by Stephanie Morrill
But the ticking clock, I've come to realize, can be used in all genres. Like in really well done regency romances:
In Julie Klassen's latest, Margaret is a young society lady in London, but unlike her peers has had no real interest in marrying - unless for love - because on her 21st birthday she will inherit a tremendous sum of money from her great aunt.
But while she's 20, her mother remarries. Her stepfather has somehow learned about her inheritance, and is forcing his charming but slimy nephew to court her. Margaret overhears a conversation between the two men, in which it's made clear that they intend to persuade her to marry the nephew by ... ahem ... ruining her reputation as a virtuous woman.
With 3 months until her birthday, Margaret flees from the dangerous situation with what teeny amount of pocket money she has and goes undercover as a maid. Only she gets hired by two former suitors of hers, who might see through her disguise if they look closely.
Did you catch the ticking clock element? Margaret has three months until she inherits the money - can she stay hidden and safe until then?
Even if you're not writing something in the suspense vein, a "ticking clock" element can really tighten up your plot.
The one I described above is a big ticking clock, something tied to the main character's big goal (avoiding marriage to anyone who wants her just for her fortune) but also, look for ways to add smaller ticking clocks.
The show 24 was excellent at this. Not only did you have the big plot underfoot (terrorists who were trying to blow up Los Angeles) but there were also little ticking clocks along the way. The team is en route and we need that code broken now.
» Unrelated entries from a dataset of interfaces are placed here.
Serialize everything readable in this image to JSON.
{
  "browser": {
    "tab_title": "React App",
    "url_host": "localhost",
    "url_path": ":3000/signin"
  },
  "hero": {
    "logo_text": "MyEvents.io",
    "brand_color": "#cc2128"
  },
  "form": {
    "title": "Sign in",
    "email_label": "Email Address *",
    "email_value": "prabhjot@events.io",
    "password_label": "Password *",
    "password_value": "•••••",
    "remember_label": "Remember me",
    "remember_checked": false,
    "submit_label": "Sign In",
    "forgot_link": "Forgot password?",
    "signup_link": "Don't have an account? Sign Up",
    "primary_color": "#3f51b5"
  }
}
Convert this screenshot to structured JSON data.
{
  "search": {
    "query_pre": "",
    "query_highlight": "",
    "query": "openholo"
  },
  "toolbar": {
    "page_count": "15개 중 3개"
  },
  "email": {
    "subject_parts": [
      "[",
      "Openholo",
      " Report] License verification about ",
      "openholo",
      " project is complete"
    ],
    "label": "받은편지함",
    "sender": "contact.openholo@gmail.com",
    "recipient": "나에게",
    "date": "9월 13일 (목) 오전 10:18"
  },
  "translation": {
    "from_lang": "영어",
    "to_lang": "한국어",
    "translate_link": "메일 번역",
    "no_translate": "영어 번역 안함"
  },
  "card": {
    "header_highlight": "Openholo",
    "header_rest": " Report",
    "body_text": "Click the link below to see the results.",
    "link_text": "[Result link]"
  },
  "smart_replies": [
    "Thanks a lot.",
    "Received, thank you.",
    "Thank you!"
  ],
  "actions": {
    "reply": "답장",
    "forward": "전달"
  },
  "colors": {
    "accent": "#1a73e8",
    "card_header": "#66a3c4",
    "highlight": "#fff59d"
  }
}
Are there ticking clocks in your manuscript? Or can your character take the scenic way to achieving their goals?